The French defence minister, Jean-Yves Le Drian, has given a remarkable - and very sobering - interview to The New York Times on the state of his country's armed forces as France seeks to put the collapsed state of Mali back together again.
The minister spoke of his shock at finding that France, a country with a strong aeronautical tradition, has failed to develop surveillance drones. Why, he asks, did his country not anticipate what the battlefield of the future would look like? The result is that it has only two drones deployed in Mali. Almost all its aerial intelligence is provided by the Americans.
The same gaps are present in in-flight refuelling and transport. Refuelling capacity has now been provided by Washington, after some hesitation, while Britain and other countries are helping with airlift. None of this cooperation, however, can disguise the fact that France is basically on its own in Mali, as it tries to organise a smooth exit.
Two issues were on the defence minister's mind: with the US retreating from its role as global policeman, and other European countries stretched in their military capabilities, France needs to upgrade its armed forces. But how to do this at a time of financial austerity?
The second concern was broader: how to stop Mali becoming a second Libya, where a successful Franco-British operation, with US support, to remove Muammar Qaddafi has led to chaos and the spread of looted Libyan weapons around the jihadists of the Sahara-Sahel region. With the Europeans in charge, it seems there has been precious little diplomatic follow-up. The guiding hand of Washington is sorely missed.
The fate of Tunisia, now apparently descending into ungovernability, can be added to the charge sheet against the Europeans. Tunisia is of deep concern to Europe, as it is the country which seemed most likely to fuse Islamic government, in the form of the ruling Ennahda party, with secular democracy. But there has been little aid from the other side of the Mediterranean.
Tunisian suspicions that France, the former colonial power, would be happier with a military regime not dissimilar to the rule of the ousted president, Zine El Abidine Ben Ali, have been fanned by the French interior minister, Manuel Valls, who described the government in Tunis as "Islamo-fascist".
Mr Le Drian's cry from the heart over French military preparedness marks a new stage in the realisation that Europe has to grow up fast to cope with a future on its own. The first came at the start of the current financial crisis, when the US, with an empty treasury, could not bail out European banks. The Europeans had to sort out their own problems. Now the gap in European defence capability is yawningly obvious.

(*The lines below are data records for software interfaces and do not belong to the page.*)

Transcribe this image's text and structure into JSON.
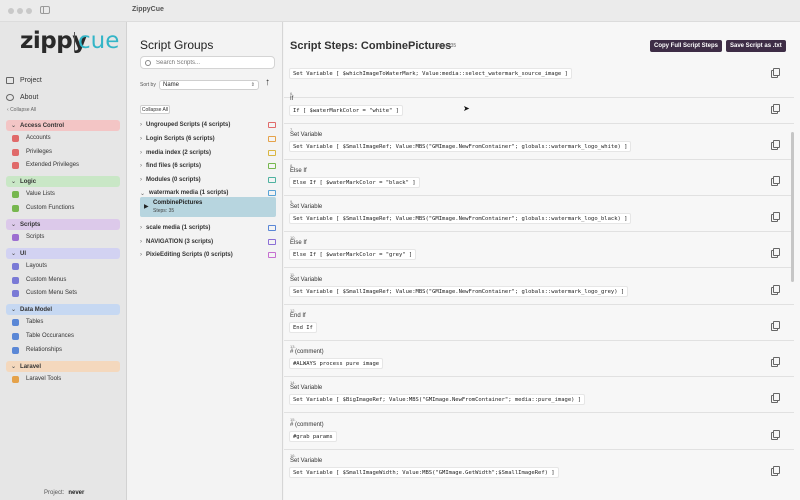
{
  "app": {
    "title": "ZippyCue"
  },
  "logo": {
    "part1": "zippy",
    "part2": "cue"
  },
  "sidebar": {
    "top_items": [
      {
        "label": "Project",
        "icon": "folder-icon"
      },
      {
        "label": "About",
        "icon": "info-icon"
      }
    ],
    "collapse_all": "Collapse All",
    "groups": [
      {
        "label": "Access Control",
        "color": "#f3c5c5",
        "items": [
          "Accounts",
          "Privileges",
          "Extended Privileges"
        ]
      },
      {
        "label": "Logic",
        "color": "#c9e7c6",
        "items": [
          "Value Lists",
          "Custom Functions"
        ]
      },
      {
        "label": "Scripts",
        "color": "#dcc9ea",
        "items": [
          "Scripts"
        ]
      },
      {
        "label": "UI",
        "color": "#d2d2f2",
        "items": [
          "Layouts",
          "Custom Menus",
          "Custom Menu Sets"
        ]
      },
      {
        "label": "Data Model",
        "color": "#c6d8f2",
        "items": [
          "Tables",
          "Table Occurances",
          "Relationships"
        ]
      },
      {
        "label": "Laravel",
        "color": "#f4d8bd",
        "items": [
          "Laravel Tools"
        ]
      }
    ],
    "footer": {
      "label": "Project:",
      "value": "never"
    }
  },
  "groups_panel": {
    "title": "Script Groups",
    "search_placeholder": "Search Scripts...",
    "sort_label": "Sort by",
    "sort_value": "Name",
    "sort_direction_icon": "↑",
    "collapse_all": "Collapse All",
    "groups": [
      {
        "label": "Ungrouped Scripts (4 scripts)",
        "folder_color": "#e06a6a"
      },
      {
        "label": "Login Scripts (6 scripts)",
        "folder_color": "#e5a24a"
      },
      {
        "label": "media index (2 scripts)",
        "folder_color": "#d9b642"
      },
      {
        "label": "find files (6 scripts)",
        "folder_color": "#77b74f"
      },
      {
        "label": "Modules (0 scripts)",
        "folder_color": "#4fb2a0"
      },
      {
        "label": "watermark media (1 scripts)",
        "folder_color": "#5aa3d6",
        "expanded": true
      },
      {
        "label": "scale media (1 scripts)",
        "folder_color": "#5a87d6"
      },
      {
        "label": "NAVIGATION (3 scripts)",
        "folder_color": "#8c6fd6"
      },
      {
        "label": "PixieEditing Scripts (0 scripts)",
        "folder_color": "#c56fd0"
      }
    ],
    "selected_script": {
      "name": "CombinePictures",
      "steps": "Steps: 35"
    }
  },
  "steps_panel": {
    "title_prefix": "Script Steps:",
    "script_name": "CombinePictures",
    "count": "Steps: 35",
    "copy_button": "Copy Full Script Steps",
    "save_button": "Save Script as .txt",
    "steps": [
      {
        "num": "",
        "label": "",
        "code": "Set Variable [ $whichImageToWaterMark; Value:media::select_watermark_source_image ]"
      },
      {
        "num": "6.",
        "label": "If",
        "code": "If [ $waterMarkColor = \"white\" ]"
      },
      {
        "num": "7.",
        "label": "Set Variable",
        "code": "Set Variable [ $SmallImageRef; Value:MBS(\"GMImage.NewFromContainer\"; globals::watermark_logo_white) ]"
      },
      {
        "num": "8.",
        "label": "Else If",
        "code": "Else If [ $waterMarkColor = \"black\" ]"
      },
      {
        "num": "9.",
        "label": "Set Variable",
        "code": "Set Variable [ $SmallImageRef; Value:MBS(\"GMImage.NewFromContainer\"; globals::watermark_logo_black) ]"
      },
      {
        "num": "10.",
        "label": "Else If",
        "code": "Else If [ $waterMarkColor = \"grey\" ]"
      },
      {
        "num": "11.",
        "label": "Set Variable",
        "code": "Set Variable [ $SmallImageRef; Value:MBS(\"GMImage.NewFromContainer\"; globals::watermark_logo_grey) ]"
      },
      {
        "num": "12.",
        "label": "End If",
        "code": "End If"
      },
      {
        "num": "13.",
        "label": "# (comment)",
        "code": "#ALWAYS process pure image"
      },
      {
        "num": "14.",
        "label": "Set Variable",
        "code": "Set Variable [ $BigImageRef; Value:MBS(\"GMImage.NewFromContainer\"; media::pure_image) ]"
      },
      {
        "num": "15.",
        "label": "# (comment)",
        "code": "#grab params"
      },
      {
        "num": "16.",
        "label": "Set Variable",
        "code": "Set Variable [ $SmallImageWidth; Value:MBS(\"GMImage.GetWidth\";$SmallImageRef) ]"
      }
    ]
  }
}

During the years of the Cold War, western Europe enjoyed a comfortable "kidulthood", where the US took responsibility for security, dampening the age-old rivalries between its nations, and allowing economies to flourish. European countries may have lambasted the arrogance of Uncle Sam - but these were just teenage rebellions. Washington was there to ensure peace and security.
These days there is no threat of an invasion from Russia, and Washington wants to focus on the Asia-Pacific region. But instability is deepening along the southern shore of the Mediterranean, while civil war rages in Syria. All these will cause mass migrations and spread instability, for years and perhaps decades to come.
Britain and France are considered the only serious military powers in the European Union, but even they have seen their equipment and force numbers drastically reduced. The British defence cutbacks have become so severe - especially with soldiers still serving in Afghanistan - that the prime minister, David Cameron, is going to raid the overseas development budget to finance peacekeeping operations.
There is a simple answer as to who should take the lead in Europe, in defence and economic policy. Germany is the biggest and most successful country in the EU. Having kept wages under control, it has turned the rest of the euro zone into a lucrative market for its cars and machinery.
But Germany shows no sign of rising to the challenge. Pacifism is still the dominant mood in Germany, which sees no benefit in building up European military capacity. Far better to let the US take the strain. According to the German commentator Ulrich Speck, Chancellor Angela Merkel wants to keep the old order intact, despite the evident waning interest in the US towards Europe.
It is not easy for Germany. Nothing in its post-war history has prepared it for taking a leading role. Mrs Merkel is caricatured in Greece as Adolf Hitler for forcing an austerity-minded government on the Greeks. Silvio Berlusconi, the former Italian prime minister, is trying to make a comeback in next week's elections by branding the outgoing technocratic government as a tool of Germany and Mrs Merkel herself as an East German commissar determined to destroy the Italian way of life.
As for the German people, the mood seems to be that taking more responsibility will mean paying for the sybaritic lifestyles of southern European and they are not ready to do that.
While the threat of collapse of the euro zone has abated somewhat, there are pitfalls in view. What if Mr Berlusconi returns to power next week as prime minister, despite clear admonitions from the German government that he is an unacceptable choice? This seems unlikely at the moment, but the mere prospect is enough to unnerve markets.
What is clear is that something has to change. Either Germany ups its role - which is distasteful for many European countries and for which the Germans seem to have little ambition - or Washington addresses the security vacuum around Europe's southern and eastern periphery. Inevitably, European leaders will be pressing for the US president, Barack Obama, to make up his mind on Syria and show some leadership.
But the president has made abundantly clear that he is interested in creating jobs at home, not prolonging the decade of war. It will be an anguished time in Europe.